Is bullpen getting a bit unwieldy?

“The relievers, if they haven’t been in a game in a while, they’ll get up during a game and get some work in,” Black said. “Or we might do some early work before a game with certain guys. It’s not unlike Spring Training, just to make sure guys stay on the mound and are throwing.

“This is something pitching coaches have gone through before. It’s not as hard as you think.”

Black knows he can’t promise regular work to 14 relievers over the next three weeks, but he says the big league time can be productive even if there is limited game action. He know this from personal experience.

Black’s first callup came in September 1981 with the Mariners. He pitched back-to-back games in relief at Fenway Park from Sept. 5-6 and did not allow a run while recording his first three outs. Manager Rene Lachemann didn’t call on him again over the final 25 games.
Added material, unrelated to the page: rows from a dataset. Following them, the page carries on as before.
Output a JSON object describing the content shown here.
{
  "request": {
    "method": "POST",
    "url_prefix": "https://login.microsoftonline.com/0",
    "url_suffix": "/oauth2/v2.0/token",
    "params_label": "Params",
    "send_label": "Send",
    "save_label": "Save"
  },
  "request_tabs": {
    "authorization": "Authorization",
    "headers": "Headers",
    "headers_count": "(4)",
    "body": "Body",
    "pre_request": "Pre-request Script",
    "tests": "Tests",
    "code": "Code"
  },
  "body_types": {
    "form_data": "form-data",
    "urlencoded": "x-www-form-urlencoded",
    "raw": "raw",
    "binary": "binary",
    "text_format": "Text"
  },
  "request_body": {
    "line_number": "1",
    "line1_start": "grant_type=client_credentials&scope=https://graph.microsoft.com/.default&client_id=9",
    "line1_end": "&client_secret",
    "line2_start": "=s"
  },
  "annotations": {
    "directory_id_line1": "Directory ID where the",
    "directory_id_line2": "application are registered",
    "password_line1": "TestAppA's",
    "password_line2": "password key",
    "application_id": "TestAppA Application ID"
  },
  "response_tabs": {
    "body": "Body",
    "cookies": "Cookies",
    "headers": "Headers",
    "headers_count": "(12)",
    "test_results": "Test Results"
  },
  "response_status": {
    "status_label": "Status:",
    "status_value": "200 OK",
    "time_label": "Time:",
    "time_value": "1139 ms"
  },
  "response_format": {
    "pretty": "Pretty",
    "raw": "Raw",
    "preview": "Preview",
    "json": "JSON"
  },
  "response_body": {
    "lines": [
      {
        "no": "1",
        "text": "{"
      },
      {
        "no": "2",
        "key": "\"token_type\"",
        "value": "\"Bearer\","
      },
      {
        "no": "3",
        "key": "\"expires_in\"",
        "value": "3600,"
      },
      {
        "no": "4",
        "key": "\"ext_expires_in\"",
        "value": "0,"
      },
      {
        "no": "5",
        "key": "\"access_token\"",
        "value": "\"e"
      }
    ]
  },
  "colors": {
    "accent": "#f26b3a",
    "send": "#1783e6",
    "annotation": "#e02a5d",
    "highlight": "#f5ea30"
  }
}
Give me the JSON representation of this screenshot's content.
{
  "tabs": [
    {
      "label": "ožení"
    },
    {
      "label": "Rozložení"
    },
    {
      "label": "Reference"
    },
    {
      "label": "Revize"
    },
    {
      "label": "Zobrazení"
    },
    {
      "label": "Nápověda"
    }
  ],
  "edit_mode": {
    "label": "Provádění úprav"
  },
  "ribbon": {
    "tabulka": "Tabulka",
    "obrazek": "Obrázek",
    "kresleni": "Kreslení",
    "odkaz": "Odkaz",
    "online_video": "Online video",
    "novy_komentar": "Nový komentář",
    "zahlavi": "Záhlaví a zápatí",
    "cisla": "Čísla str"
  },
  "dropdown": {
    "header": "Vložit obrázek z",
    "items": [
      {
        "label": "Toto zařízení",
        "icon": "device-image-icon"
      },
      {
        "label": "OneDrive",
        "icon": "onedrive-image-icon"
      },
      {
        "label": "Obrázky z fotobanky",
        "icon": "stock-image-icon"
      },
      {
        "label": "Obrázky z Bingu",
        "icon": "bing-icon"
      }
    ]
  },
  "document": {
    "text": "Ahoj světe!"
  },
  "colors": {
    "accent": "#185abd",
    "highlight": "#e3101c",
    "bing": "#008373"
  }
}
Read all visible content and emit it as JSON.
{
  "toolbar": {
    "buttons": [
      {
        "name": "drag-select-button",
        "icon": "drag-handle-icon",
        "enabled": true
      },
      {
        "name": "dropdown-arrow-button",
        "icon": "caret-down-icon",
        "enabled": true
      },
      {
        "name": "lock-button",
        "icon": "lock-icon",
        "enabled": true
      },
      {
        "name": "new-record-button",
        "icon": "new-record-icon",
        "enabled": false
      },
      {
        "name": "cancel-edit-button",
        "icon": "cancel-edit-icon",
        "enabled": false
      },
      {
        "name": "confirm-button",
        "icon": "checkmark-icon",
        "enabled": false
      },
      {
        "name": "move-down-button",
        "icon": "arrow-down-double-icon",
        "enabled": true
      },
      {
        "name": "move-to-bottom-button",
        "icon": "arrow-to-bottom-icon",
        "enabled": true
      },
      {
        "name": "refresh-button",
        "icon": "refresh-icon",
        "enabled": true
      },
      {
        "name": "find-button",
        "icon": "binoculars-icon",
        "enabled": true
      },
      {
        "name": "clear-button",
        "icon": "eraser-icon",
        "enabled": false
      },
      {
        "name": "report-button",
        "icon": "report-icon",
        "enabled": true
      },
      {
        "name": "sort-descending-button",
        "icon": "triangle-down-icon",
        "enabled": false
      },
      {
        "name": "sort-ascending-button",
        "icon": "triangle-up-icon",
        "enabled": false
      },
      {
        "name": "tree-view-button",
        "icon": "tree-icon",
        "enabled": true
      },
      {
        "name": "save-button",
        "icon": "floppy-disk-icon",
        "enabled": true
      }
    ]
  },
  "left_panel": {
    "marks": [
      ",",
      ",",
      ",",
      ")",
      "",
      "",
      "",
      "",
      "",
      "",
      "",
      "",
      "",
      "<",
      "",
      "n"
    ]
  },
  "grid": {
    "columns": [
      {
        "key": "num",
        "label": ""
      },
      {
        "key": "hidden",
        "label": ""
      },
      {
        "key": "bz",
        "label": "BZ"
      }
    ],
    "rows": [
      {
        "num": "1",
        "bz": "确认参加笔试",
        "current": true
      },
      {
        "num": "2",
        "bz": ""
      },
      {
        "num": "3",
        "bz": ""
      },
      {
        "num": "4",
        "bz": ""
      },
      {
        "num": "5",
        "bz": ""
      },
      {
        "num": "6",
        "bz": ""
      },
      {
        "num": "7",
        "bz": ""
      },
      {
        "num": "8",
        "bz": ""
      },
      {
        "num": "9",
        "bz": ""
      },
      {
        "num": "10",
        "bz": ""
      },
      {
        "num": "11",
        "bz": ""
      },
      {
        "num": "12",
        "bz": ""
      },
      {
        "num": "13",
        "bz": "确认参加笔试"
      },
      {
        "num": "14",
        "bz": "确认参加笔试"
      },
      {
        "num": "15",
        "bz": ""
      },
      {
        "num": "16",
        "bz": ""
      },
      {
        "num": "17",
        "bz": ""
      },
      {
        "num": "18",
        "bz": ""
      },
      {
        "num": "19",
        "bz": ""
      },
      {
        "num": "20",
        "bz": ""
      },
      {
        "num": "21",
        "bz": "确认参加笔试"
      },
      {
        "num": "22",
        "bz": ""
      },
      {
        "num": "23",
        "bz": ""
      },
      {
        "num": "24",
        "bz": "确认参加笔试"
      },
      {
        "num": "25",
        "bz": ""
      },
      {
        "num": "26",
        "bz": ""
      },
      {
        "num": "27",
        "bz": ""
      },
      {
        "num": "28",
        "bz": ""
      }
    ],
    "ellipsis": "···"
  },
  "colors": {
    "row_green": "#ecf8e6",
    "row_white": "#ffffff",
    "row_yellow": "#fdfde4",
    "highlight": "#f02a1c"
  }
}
“When I went to Spring Training [the following season], I felt more confident,” Black said. “I was much more calm.”

Black said he and the staff have regular conversations with all the callups, regardless of how much game action they see. That, and several weeks of exposure to the Major League environment, will help the younger players prepare for 2020.

“They get to watch a big league game, to watch the speed of the game,” Black said. “They see the talent difference between a Minor League game and a big league game. In this case, you’re seeing [Manny] Machado, [Eric] Hosmer. You’re seeing big league catchers, big league arms. When we play the Dodgers, you’re seeing their players.
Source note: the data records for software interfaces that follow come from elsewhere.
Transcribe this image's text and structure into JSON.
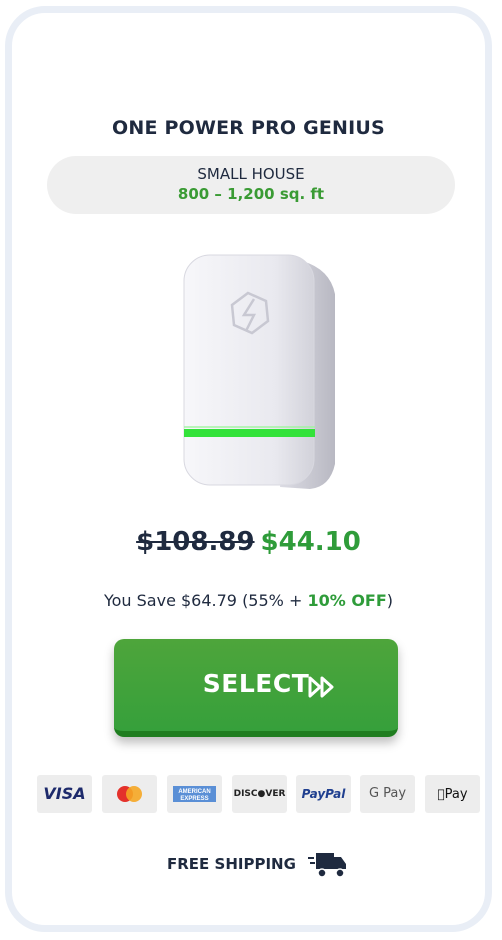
{
  "product": {
    "title": "ONE POWER PRO GENIUS",
    "size_label": "SMALL HOUSE",
    "size_range": "800 – 1,200 sq. ft",
    "image_icon": "plug-in-device-image"
  },
  "pricing": {
    "old_price": "$108.89",
    "new_price": "$44.10",
    "save_prefix": "You Save $64.79 (55% + ",
    "save_off": "10% OFF",
    "save_suffix": ")"
  },
  "cta": {
    "label": "SELECT",
    "icon": "double-chevron-right-icon"
  },
  "payments": {
    "visa": "VISA",
    "mastercard": "mastercard-icon",
    "amex_line1": "AMERICAN",
    "amex_line2": "EXPRESS",
    "discover": "DISC●VER",
    "paypal": "PayPal",
    "gpay": "G Pay",
    "apay": "Pay"
  },
  "shipping": {
    "label": "FREE SHIPPING",
    "icon": "delivery-truck-icon"
  },
  "colors": {
    "accent_green": "#2f9c3a",
    "button_green": "#4ea53b",
    "text_dark": "#1f2a3f"
  }
}
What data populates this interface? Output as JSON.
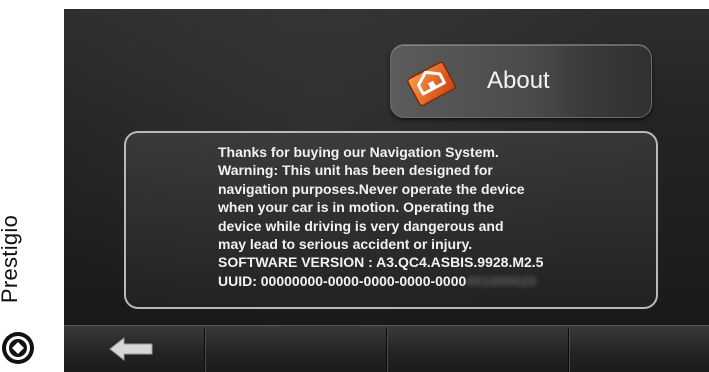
{
  "brand": {
    "name": "Prestigio"
  },
  "header": {
    "title": "About",
    "icon": "home-icon"
  },
  "info": {
    "lines": [
      "Thanks for buying our Navigation System.",
      "Warning: This unit has been designed for",
      "navigation purposes.Never operate the device",
      "when your car is in motion. Operating the",
      "device  while driving is very dangerous and",
      "may lead to serious accident or injury.",
      "SOFTWARE VERSION : A3.QC4.ASBIS.9928.M2.5"
    ],
    "uuid_label": "UUID: 00000000-0000-0000-0000-0000",
    "uuid_blurred": "491000020"
  },
  "toolbar": {
    "back_icon": "back-arrow-icon"
  },
  "colors": {
    "accent": "#e0581e",
    "screen_bg": "#242424",
    "text": "#f2f2f2"
  }
}
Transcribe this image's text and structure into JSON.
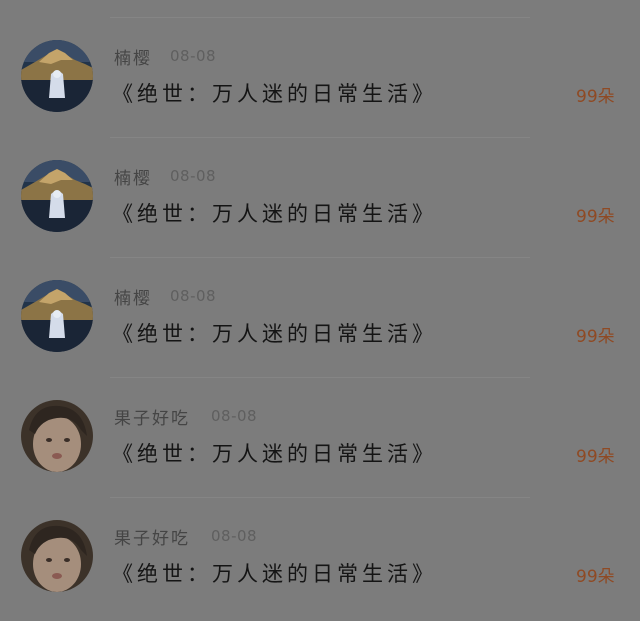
{
  "items": [
    {
      "user": "楠樱",
      "date": "08-08",
      "avatar": "mountain-avatar",
      "title": "《绝世：万人迷的日常生活》",
      "amount": "99朵"
    },
    {
      "user": "楠樱",
      "date": "08-08",
      "avatar": "mountain-avatar",
      "title": "《绝世：万人迷的日常生活》",
      "amount": "99朵"
    },
    {
      "user": "楠樱",
      "date": "08-08",
      "avatar": "mountain-avatar",
      "title": "《绝世：万人迷的日常生活》",
      "amount": "99朵"
    },
    {
      "user": "果子好吃",
      "date": "08-08",
      "avatar": "portrait-avatar",
      "title": "《绝世：万人迷的日常生活》",
      "amount": "99朵"
    },
    {
      "user": "果子好吃",
      "date": "08-08",
      "avatar": "portrait-avatar",
      "title": "《绝世：万人迷的日常生活》",
      "amount": "99朵"
    }
  ]
}
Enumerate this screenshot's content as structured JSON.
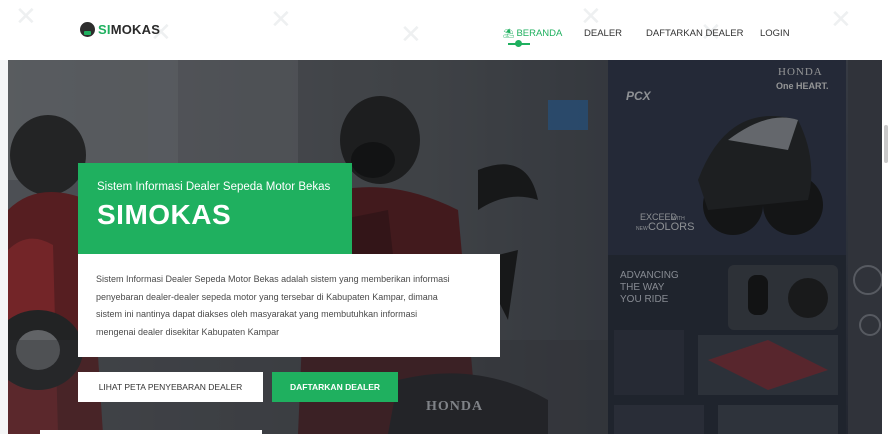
{
  "brand": {
    "si": "SI",
    "rest": "MOKAS"
  },
  "nav": {
    "items": [
      {
        "label": "BERANDA",
        "active": true,
        "icon": "home-icon"
      },
      {
        "label": "DEALER",
        "active": false
      },
      {
        "label": "DAFTARKAN DEALER",
        "active": false
      },
      {
        "label": "LOGIN",
        "active": false
      }
    ]
  },
  "hero": {
    "subtitle": "Sistem Informasi Dealer Sepeda Motor Bekas",
    "title": "SIMOKAS",
    "description_lines": [
      "Sistem Informasi Dealer Sepeda Motor Bekas adalah sistem yang memberikan informasi",
      "penyebaran dealer-dealer sepeda motor yang tersebar di Kabupaten Kampar, dimana",
      "sistem ini nantinya dapat diakses oleh masyarakat yang membutuhkan informasi",
      "mengenai dealer disekitar Kabupaten Kampar"
    ],
    "buttons": {
      "map": "LIHAT PETA PENYEBARAN DEALER",
      "register": "DAFTARKAN DEALER"
    }
  },
  "background_signage": {
    "brand_top": "HONDA",
    "tagline": "One HEART.",
    "model": "PCX",
    "exceed_a": "EXCEED",
    "exceed_b": "WITH",
    "exceed_c": "NEW",
    "colors": "COLORS",
    "adv_1": "ADVANCING",
    "adv_2": "THE WAY",
    "adv_3": "YOU RIDE",
    "plate": "HONDA"
  },
  "colors": {
    "accent": "#1fb05f",
    "text_dark": "#333333",
    "white": "#ffffff"
  }
}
“You’re in a bigger ballpark. You’re seeing third decks, fourth decks. The travel, the hotels. You check off all these boxes and gain experience. Then, when you’re back the second time, not everything is new. You’re not in awe of things the second time around.”
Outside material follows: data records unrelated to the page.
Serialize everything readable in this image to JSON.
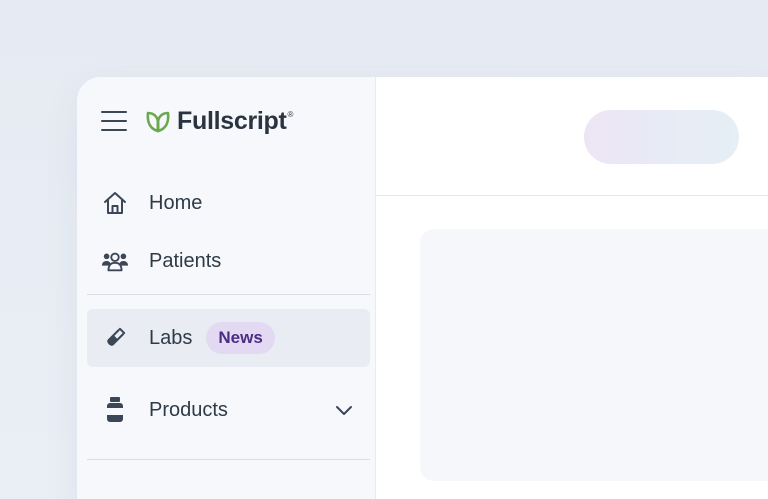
{
  "brand": {
    "name": "Fullscript",
    "registered_mark": "®",
    "logo_icon": "leaf-icon",
    "logo_color": "#6aa84f"
  },
  "menu_icon": "hamburger-menu-icon",
  "nav": {
    "items": [
      {
        "label": "Home",
        "icon": "home-icon"
      },
      {
        "label": "Patients",
        "icon": "patients-icon"
      },
      {
        "label": "Labs",
        "icon": "test-tube-icon",
        "badge": "News",
        "active": true
      },
      {
        "label": "Products",
        "icon": "supplement-bottle-icon",
        "expandable": true
      }
    ]
  },
  "colors": {
    "badge_bg": "#e3d9f3",
    "badge_text": "#4b2e83",
    "active_bg": "#e9edf3"
  }
}
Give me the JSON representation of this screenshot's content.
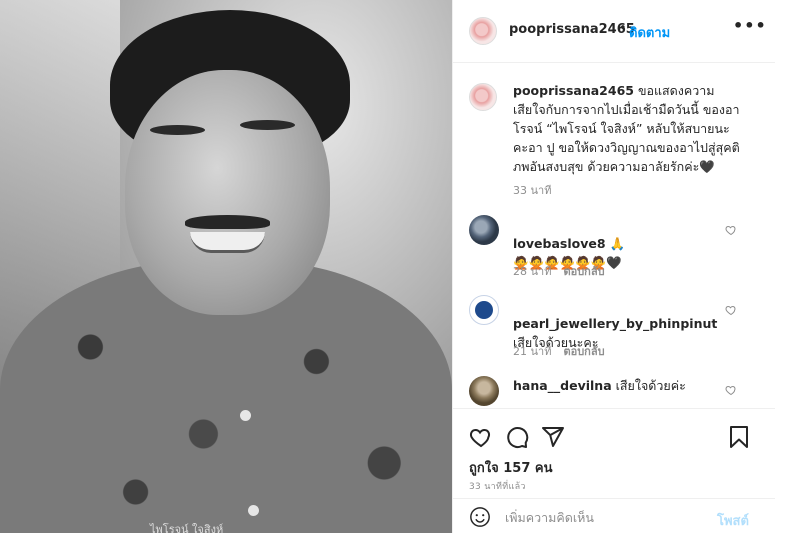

Garcia, 25, is the Rockies’ No. 20 prospect, according to MLB Pipeline. He split 2019 between Double-A Hartford and Triple-A Albuquerque, going a combined 10-6 with a 4.24 ERA in 26 starts. He took the loss in his Major League debut on Aug. 27, when the Red Sox scored six runs in five innings against him.

Freeland throws bullpen

Left-hander Kyle Freeland threw a light bullpen session, his first effort off a mound since he was sidelined because of a left groin strain. He last pitched Aug. 20.

“He threw well,” Black said. “Not a lot of pitches thrown, but very encouraging. We feel good about where Kyle is right now.”

Black said the goal remains for Freeland to make at least one more start before the season ends.

Gold has special meaning

The Rockies, along with all Major League clubs and umpires, raised awareness for childhood cancer on Saturday by wearing gold ribbon decals and wristbands. MLB’s Childhood Cancer Awareness Day is in collaboration with Stand Up To Cancer (SU2C) and coincides with Childhood Cancer Awareness Month, which is in September. Childhood cancer is the leading cause of death by disease among children in the United States and Canada.

The Rockies’ participation is not merely symbolic. On opening weekend of Spring Training, the Rockies hosted their annual pediatric cancer trip, hosting more than 25 patients and caregivers at Salt River Fields. This year’s trip, all-expenses paid for the guests from Denver, was funded, planned and organized primarily by the Rockies’ front office, wives, fiancées and girlfriends.

Shaun O'Neill is a reporter/editor for MLB.com based in San Diego. Follow him on Twitter @oapostrophesd.